Health chiefs warn of ‘reckless’ cuts in student nurse funding

Britain’s major health organisations have called on the government to put a stop to “reckless” plans to reform student nurse funding in the current climate of uncertainty and NHS staff shortages.

Led by the Royal College of Nursing, the British Medical Association, the Royal College of General Practitioners and the Patients Association, a coalition of more than 20 charities, medical and professional bodies and trade unions today releases an open letter to David Cameron saying that moves to drop funding for student nurses and midwives are an “untested gamble”.

Currently open to a 12-week consultation, which closes on 30 June, the proposals include dropping bursaries to support nurses during their training and switching them to student loans – something health experts warn will risk reducing the supply of future nurses, midwives and other health workers when they are desperately needed.

They are asking the prime minister to fully consider the impact on patient care in England. Training for nurses had been treated differently to other higher and further education courses precisely to help reverse the shortages.

The organisations highlight the “worrying lack of clarity or consultation about the effect that funding changes could have on those who need to train for more advanced or specialist roles, such as health visitors or district nurses”.

It comes as an RCN survey points to a dramatic fall in the number of school nurses, with almost a third working unpaid overtime every day to keep up with their workload.

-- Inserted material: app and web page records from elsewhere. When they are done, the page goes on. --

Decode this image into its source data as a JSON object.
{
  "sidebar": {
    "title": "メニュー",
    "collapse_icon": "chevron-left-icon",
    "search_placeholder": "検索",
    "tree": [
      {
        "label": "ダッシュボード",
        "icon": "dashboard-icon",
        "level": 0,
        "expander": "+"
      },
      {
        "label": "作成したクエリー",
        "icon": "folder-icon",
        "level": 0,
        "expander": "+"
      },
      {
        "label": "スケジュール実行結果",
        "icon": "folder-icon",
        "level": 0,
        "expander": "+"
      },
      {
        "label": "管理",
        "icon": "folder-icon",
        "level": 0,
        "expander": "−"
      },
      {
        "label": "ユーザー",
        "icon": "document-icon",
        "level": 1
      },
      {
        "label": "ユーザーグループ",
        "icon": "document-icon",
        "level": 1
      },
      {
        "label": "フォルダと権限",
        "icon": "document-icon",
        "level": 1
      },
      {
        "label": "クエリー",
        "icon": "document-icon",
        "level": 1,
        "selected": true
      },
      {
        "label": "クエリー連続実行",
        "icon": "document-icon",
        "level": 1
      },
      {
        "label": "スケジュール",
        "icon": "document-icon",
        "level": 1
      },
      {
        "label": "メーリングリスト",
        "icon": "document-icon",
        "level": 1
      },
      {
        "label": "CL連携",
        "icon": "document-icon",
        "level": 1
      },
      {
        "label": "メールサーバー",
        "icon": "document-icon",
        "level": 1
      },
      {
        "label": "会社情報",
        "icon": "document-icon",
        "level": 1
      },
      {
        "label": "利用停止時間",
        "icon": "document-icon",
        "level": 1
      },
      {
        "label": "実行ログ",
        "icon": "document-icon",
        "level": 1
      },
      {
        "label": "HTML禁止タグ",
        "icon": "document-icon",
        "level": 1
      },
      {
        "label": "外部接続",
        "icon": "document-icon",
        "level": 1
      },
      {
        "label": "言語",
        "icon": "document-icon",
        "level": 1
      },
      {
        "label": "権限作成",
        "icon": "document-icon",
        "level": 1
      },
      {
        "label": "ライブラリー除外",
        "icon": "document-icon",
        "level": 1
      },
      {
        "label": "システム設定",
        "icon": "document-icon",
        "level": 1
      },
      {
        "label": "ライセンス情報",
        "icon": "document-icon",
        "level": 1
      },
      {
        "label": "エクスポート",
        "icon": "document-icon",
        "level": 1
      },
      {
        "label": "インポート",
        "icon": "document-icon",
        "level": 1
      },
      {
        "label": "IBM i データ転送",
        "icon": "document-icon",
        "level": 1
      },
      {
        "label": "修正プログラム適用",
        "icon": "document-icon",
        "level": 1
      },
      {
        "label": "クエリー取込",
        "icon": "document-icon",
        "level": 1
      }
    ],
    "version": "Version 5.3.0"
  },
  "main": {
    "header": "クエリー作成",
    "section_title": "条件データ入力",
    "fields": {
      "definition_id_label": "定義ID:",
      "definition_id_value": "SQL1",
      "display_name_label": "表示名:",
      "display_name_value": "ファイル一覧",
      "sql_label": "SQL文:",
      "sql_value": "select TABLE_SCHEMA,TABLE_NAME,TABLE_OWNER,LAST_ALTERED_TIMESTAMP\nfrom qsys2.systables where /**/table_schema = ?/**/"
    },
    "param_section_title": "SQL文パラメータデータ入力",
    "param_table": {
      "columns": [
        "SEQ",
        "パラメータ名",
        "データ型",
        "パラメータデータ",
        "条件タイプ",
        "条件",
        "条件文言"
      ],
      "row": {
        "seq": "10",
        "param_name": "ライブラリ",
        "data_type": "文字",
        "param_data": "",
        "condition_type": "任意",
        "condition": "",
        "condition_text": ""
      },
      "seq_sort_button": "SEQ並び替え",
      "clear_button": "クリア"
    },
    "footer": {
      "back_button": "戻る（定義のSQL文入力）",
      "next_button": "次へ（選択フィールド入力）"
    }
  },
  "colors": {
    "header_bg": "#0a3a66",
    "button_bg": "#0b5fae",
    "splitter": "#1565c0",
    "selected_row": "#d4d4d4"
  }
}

In figures released for its national conference this weekend, the RCN said its research showed the number of school nursing posts had fallen by 10% since 2010, leaving 2,700 school nurses now caring for more than nine million pupils, despite a rising incidence in issues, especially in mental health, among children.

Full story in The Guardian 18 June 2016